- Given the range of sexual victimization experiences that Veterans report (ranging from inappropriate sexual jokes or flirtation, to pressure for sexual favors, to completed forcible rape), Veterans may experience a wide range of emotional reactions in response to these events, including difficulties with anger, depression and shame. Veterans who experience MST may also have difficulties with trust, avoidance of social activities, sleep disturbance, sexual dysfunction and confusion related to sexuality.
- Due to emotional consequences, survivors of sexual assault may use use alcohol and/or drugs in the attempt to escape intense psychological pain. Although substance use may provide short-term relief from painful memories and emotions, the long-term consequences of addiction negatively impact social and occupational functioning, often contributing to worsening of psychological symptoms, including depression and anxiety.
- Physical symptoms of MST include chronic pain, gastrointestinal problems, and gynecological problems. The treatment of these and other important health conditions may be adversely affected by survivors' reluctance to present for routine medical exams or undergo important medical procedures. VA mental health care providers can assist Veterans in communicating with medical providers about their needs.
- Individual Veterans respond in many different ways following military sexual trauma – the intensity, duration, and path of psychological responses all vary based on individual factors, including a Veteran's previous trauma history, his/her appraisal of the event, and the quality of his/her support systems following the trauma. Also important to consider is that sexual victimization experiences fall far outside of the prescribed male gender role.
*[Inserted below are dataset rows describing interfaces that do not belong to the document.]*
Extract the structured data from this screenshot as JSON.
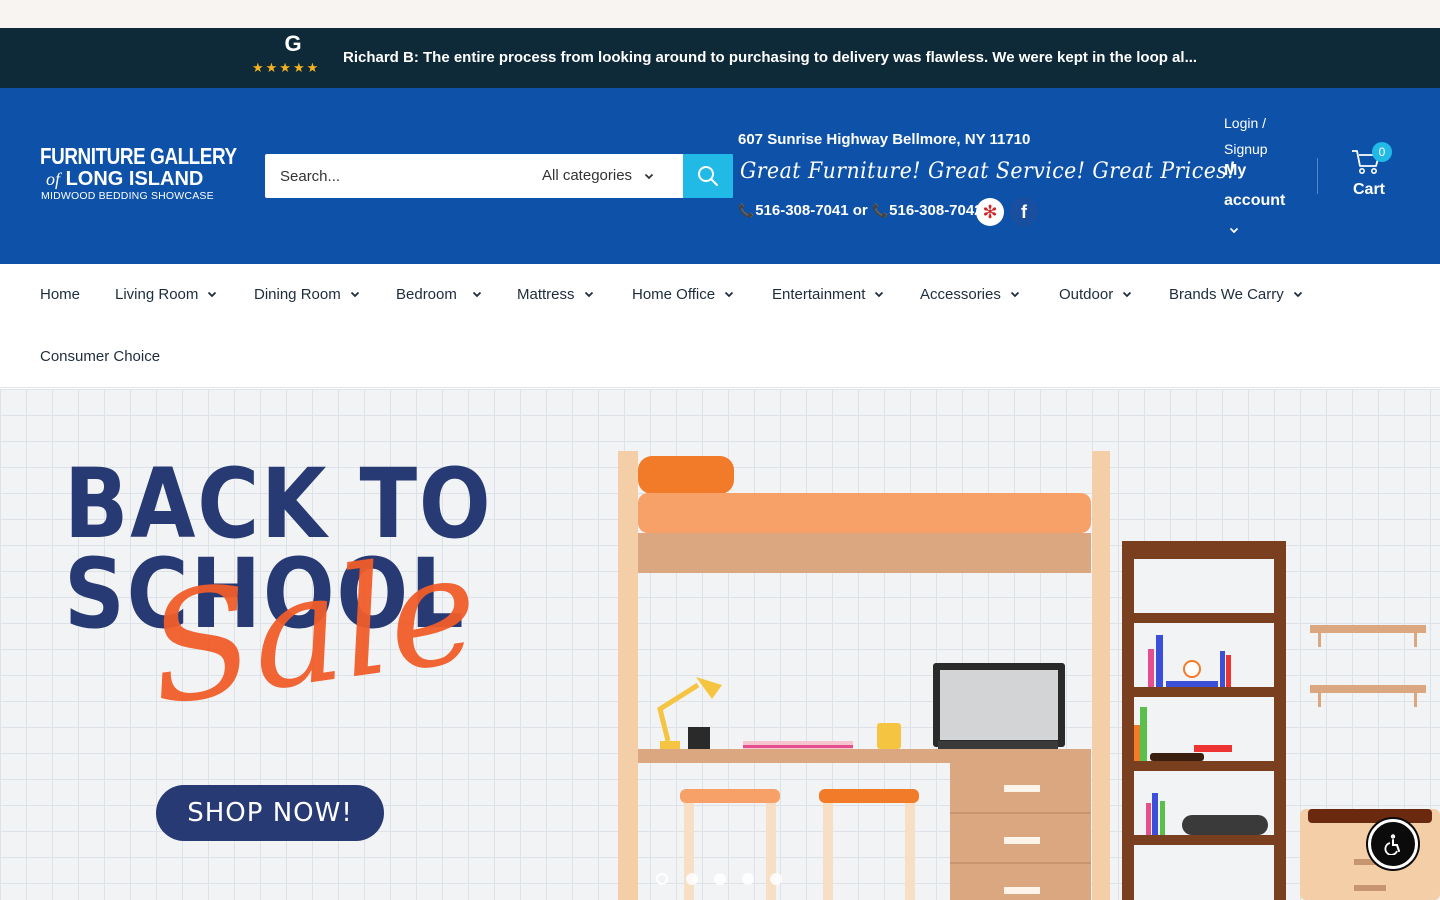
{
  "review_bar": {
    "google_letter": "G",
    "stars": "★★★★★",
    "text": "Richard B: The entire process from looking around to purchasing to delivery was flawless. We were kept in the loop al..."
  },
  "logo": {
    "line1": "FURNITURE GALLERY",
    "of": "of",
    "line2": "LONG ISLAND",
    "line3": "MIDWOOD BEDDING SHOWCASE"
  },
  "search": {
    "placeholder": "Search...",
    "category": "All categories"
  },
  "store_info": {
    "address": "607 Sunrise Highway Bellmore, NY 11710",
    "slogan": "Great Furniture! Great Service! Great Prices!",
    "phone1": "516-308-7041 or",
    "phone2": "516-308-7042"
  },
  "account": {
    "login": "Login / Signup",
    "my_account": "My account"
  },
  "cart": {
    "label": "Cart",
    "count": "0"
  },
  "nav": {
    "items": [
      "Home",
      "Living Room",
      "Dining Room",
      "Bedroom",
      "Mattress",
      "Home Office",
      "Entertainment",
      "Accessories",
      "Outdoor",
      "Brands We Carry",
      "Consumer Choice"
    ]
  },
  "hero": {
    "title": "BACK TO\nSCHOOL",
    "title_line1": "BACK TO",
    "title_line2": "SCHOOL",
    "sale": "Sale",
    "button": "SHOP NOW!"
  },
  "colors": {
    "review_bar_bg": "#0e2a38",
    "header_bg": "#0d52a8",
    "accent": "#21b9e6",
    "star": "#f5b321",
    "hero_navy": "#283a73",
    "hero_orange": "#f15d2a"
  }
}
Thus, while the types of psychological reactions experienced by men and women are often similar, men may struggle with different issues than women, may feel more shame about their victimization, and may be less likely to seek professional help.
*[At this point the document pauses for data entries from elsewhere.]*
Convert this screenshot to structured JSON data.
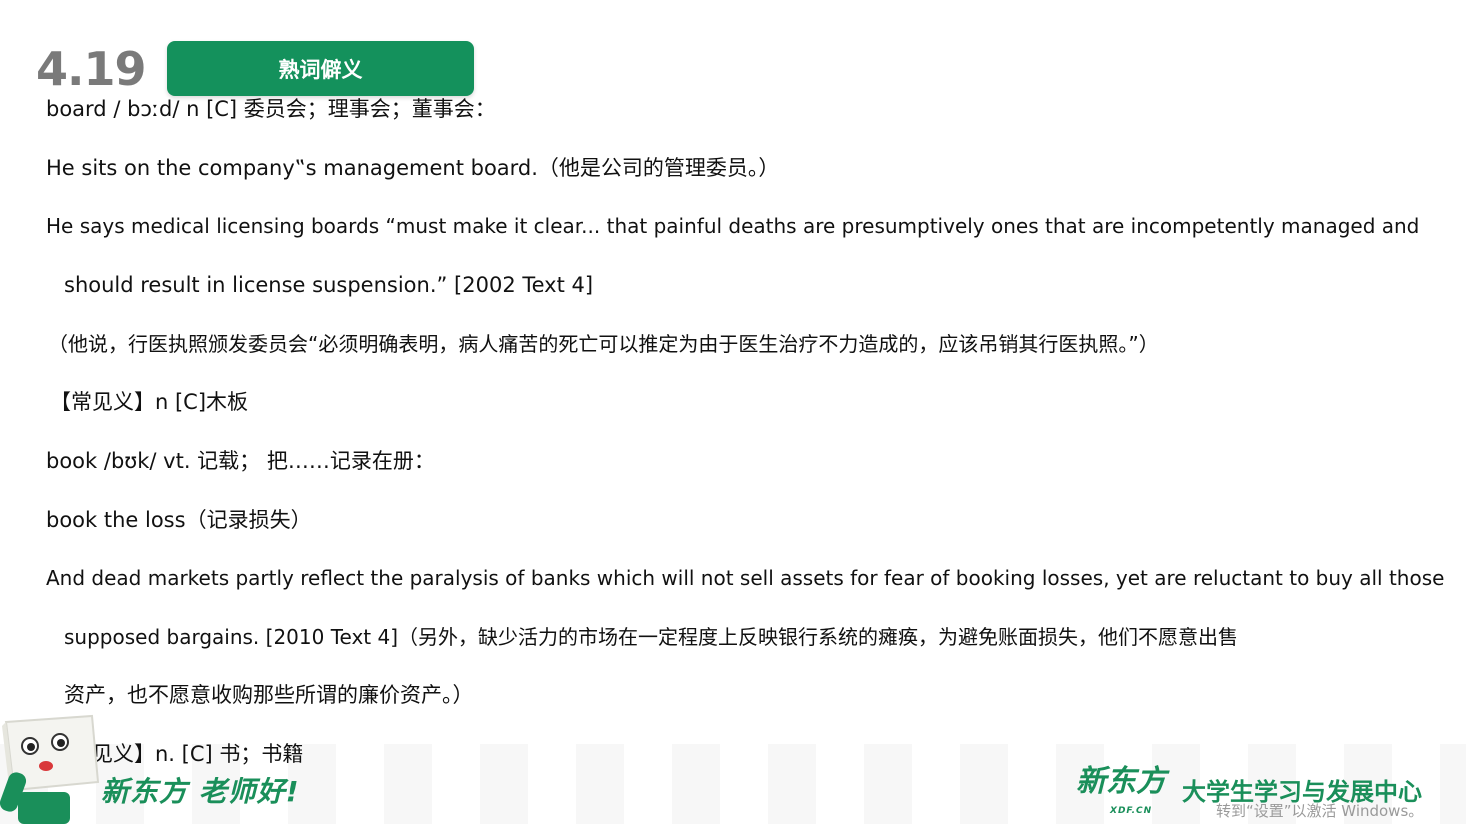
{
  "header": {
    "date": "4.19",
    "title": "熟词僻义"
  },
  "lines": [
    "board / bɔːd/ n [C] 委员会；理事会；董事会：",
    "He sits on the company‟s management board.（他是公司的管理委员。）",
    "He says medical licensing boards “must make it clear... that painful deaths are presumptively ones that are incompetently managed and",
    "should result in license suspension.” [2002 Text 4]",
    "（他说，行医执照颁发委员会“必须明确表明，病人痛苦的死亡可以推定为由于医生治疗不力造成的，应该吊销其行医执照。”）",
    "【常见义】n [C]木板",
    "book /bʊk/ vt. 记载； 把……记录在册：",
    "book the loss（记录损失）",
    "And dead markets partly reflect the paralysis of banks which will not sell assets for fear of booking losses, yet are reluctant to buy all those",
    "supposed bargains. [2010 Text 4]（另外，缺少活力的市场在一定程度上反映银行系统的瘫痪，为避免账面损失，他们不愿意出售",
    "资产，也不愿意收购那些所谓的廉价资产。）",
    "【常见义】n. [C] 书；书籍"
  ],
  "footer": {
    "greeting": "新东方 老师好!",
    "logo_text": "新东方",
    "logo_sub": "XDF.CN",
    "center_name": "大学生学习与发展中心",
    "activation_watermark": "转到“设置”以激活 Windows。"
  },
  "colors": {
    "brand_green": "#14915c",
    "date_gray": "#7a7a7a"
  }
}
Treatment opportunities are available at the VA Maryland Health Care System?
If you or someone you know has experienced MST, help is available. The VA Maryland Health Care System provides comprehensive evaluation for treatment related to military sexual trauma, including individual and/or group psychotherapy and medication management. Following comprehensive evaluation services, trained professionals assist Veterans in exploring various treatment options and developing a treatment plan to meet their mental and physical health needs. For more information about treatment options at the VA Maryland Health Care System, Veterans may speak with their current VA primary care provider and ask for the MST Treatment Coordinator for VA Maryland Health Care System.
Note to Reporters: To interview Dr. Sara Nett, clinical psychologist and MST treatment coordinator at the VA Maryland Health Care System, please call Rosalia Scalia, public affairs specialist, at 410.605.7464, or e-mail her at rosalia.scalia(at)va(dot)gov.
The VA Maryland Health Care System (VAMHCS) provides a broad spectrum of medical, surgical, rehabilitative, mental health and outpatient care to veterans at two medical centers, one community living & rehabilitation center and five outpatient clinics located throughout the state. More than 52,000 veterans from various generations receive care from the VAMHCS annually. Nationally recognized for its state-of-the-art technology and quality patient care, the VAMHCS is proud of its reputation as a leader in veterans’ health care, research and education. It costs nothing for Veterans to enroll for health care with the VA Maryland Health Care System and it could be one of the more important things a Veteran can do. For information about VA health care eligibility and enrollment or how to apply for a VA medical care hardship to avoid future copayments for VA health care, interested Veterans are urged to call the Enrollment Center for the VA Maryland Health Care System, Monday through Friday, from 8 a.m. to 4:30 p.m. at 1-800-463-6295, ext. 7324 or visit http://www.maryland.va.gov.